What you should do -
Return a verbatim reproduction of each line, starting at the line with "Read all visible content and emit it as JSON." and ending at the last line of the listing below.

Data -
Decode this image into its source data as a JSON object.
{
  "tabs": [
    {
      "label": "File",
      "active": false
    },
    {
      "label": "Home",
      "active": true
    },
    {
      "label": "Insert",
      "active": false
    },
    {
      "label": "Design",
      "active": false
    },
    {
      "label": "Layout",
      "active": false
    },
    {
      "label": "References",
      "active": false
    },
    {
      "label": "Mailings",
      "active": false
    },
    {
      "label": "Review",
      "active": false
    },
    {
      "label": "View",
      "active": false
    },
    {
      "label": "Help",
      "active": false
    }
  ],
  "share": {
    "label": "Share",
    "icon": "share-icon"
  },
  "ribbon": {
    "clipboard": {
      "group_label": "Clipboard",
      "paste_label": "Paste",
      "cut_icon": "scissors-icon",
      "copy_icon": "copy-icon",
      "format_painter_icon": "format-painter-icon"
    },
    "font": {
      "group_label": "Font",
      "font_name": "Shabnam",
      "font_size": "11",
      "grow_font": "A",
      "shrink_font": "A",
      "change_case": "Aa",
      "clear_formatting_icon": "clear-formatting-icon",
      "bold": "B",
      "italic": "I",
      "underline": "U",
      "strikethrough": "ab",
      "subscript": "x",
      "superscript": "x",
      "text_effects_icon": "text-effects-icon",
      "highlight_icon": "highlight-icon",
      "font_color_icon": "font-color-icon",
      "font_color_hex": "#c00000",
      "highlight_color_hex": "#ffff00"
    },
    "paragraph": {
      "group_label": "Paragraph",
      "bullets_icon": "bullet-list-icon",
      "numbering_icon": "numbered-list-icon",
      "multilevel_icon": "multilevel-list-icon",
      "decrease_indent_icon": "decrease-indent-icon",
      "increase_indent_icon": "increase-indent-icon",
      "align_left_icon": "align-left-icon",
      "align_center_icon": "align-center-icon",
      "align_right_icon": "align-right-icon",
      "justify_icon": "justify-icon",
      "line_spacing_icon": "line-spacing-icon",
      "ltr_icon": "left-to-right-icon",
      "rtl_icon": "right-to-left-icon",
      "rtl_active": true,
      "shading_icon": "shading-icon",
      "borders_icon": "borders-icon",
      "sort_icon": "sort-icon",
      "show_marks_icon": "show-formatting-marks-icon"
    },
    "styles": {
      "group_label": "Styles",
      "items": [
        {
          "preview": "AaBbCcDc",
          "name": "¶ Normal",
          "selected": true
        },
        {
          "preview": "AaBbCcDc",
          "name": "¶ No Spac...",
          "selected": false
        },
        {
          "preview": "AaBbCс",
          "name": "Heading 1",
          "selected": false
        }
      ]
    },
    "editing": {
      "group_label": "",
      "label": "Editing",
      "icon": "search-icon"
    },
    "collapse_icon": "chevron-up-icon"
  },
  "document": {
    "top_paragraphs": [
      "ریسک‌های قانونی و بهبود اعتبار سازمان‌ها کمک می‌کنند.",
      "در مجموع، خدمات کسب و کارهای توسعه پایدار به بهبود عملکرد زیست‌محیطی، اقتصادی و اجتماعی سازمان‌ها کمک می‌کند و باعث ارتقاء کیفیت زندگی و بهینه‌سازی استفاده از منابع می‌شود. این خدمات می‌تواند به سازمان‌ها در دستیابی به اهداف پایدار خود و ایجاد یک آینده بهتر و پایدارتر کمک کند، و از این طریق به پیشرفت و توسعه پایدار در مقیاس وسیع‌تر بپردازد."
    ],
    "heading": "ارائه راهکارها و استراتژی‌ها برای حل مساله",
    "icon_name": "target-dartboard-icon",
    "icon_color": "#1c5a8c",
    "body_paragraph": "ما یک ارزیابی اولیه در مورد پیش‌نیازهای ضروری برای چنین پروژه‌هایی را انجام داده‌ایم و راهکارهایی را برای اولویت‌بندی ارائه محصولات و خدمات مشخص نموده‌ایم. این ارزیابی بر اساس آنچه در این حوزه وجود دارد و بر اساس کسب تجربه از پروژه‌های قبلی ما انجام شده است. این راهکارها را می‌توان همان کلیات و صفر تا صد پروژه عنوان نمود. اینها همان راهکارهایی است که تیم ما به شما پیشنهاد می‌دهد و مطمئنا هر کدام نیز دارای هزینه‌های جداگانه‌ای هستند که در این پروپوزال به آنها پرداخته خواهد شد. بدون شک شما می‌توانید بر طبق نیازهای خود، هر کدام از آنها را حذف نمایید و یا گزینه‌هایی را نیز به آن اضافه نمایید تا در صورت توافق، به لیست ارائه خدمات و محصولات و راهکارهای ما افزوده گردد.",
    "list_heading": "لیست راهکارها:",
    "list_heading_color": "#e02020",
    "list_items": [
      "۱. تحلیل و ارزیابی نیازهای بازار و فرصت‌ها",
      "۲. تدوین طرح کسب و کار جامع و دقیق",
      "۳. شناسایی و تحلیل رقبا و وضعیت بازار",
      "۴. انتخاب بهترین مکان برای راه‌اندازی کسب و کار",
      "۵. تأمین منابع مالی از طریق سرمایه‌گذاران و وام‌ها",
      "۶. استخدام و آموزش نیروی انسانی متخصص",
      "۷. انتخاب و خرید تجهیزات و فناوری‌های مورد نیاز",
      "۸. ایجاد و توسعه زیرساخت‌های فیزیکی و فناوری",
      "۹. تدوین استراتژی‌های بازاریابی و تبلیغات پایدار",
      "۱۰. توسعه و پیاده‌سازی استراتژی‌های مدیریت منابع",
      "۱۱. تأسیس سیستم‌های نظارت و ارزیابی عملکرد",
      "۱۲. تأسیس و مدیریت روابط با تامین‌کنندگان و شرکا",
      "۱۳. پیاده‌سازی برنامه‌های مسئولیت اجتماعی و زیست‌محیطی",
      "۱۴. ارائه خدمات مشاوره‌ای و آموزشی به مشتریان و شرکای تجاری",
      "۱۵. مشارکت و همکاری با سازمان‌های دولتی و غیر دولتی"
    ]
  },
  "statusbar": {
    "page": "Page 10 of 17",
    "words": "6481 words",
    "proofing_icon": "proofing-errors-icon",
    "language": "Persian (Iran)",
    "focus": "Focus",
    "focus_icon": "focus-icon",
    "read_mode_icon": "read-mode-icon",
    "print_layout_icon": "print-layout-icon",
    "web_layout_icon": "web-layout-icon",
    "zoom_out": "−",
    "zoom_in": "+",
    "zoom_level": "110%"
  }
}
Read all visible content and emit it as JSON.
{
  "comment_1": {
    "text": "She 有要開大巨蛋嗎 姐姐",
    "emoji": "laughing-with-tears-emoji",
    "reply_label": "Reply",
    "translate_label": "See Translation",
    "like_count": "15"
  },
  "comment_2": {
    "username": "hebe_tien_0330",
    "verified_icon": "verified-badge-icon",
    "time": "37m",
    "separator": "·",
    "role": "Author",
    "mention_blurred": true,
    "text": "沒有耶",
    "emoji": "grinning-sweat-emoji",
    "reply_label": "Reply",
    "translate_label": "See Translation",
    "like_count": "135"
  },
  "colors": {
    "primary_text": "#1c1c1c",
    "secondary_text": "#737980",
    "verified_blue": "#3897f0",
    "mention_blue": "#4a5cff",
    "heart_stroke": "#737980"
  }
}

Exercise response -
Read all visible content and emit it as JSON.
{
  "comment_1": {
    "text": "She 有要開大巨蛋嗎 姐姐",
    "emoji": "laughing-with-tears-emoji",
    "reply_label": "Reply",
    "translate_label": "See Translation",
    "like_count": "15"
  },
  "comment_2": {
    "username": "hebe_tien_0330",
    "verified_icon": "verified-badge-icon",
    "time": "37m",
    "separator": "·",
    "role": "Author",
    "mention_blurred": true,
    "text": "沒有耶",
    "emoji": "grinning-sweat-emoji",
    "reply_label": "Reply",
    "translate_label": "See Translation",
    "like_count": "135"
  },
  "colors": {
    "primary_text": "#1c1c1c",
    "secondary_text": "#737980",
    "verified_blue": "#3897f0",
    "mention_blue": "#4a5cff",
    "heart_stroke": "#737980"
  }
}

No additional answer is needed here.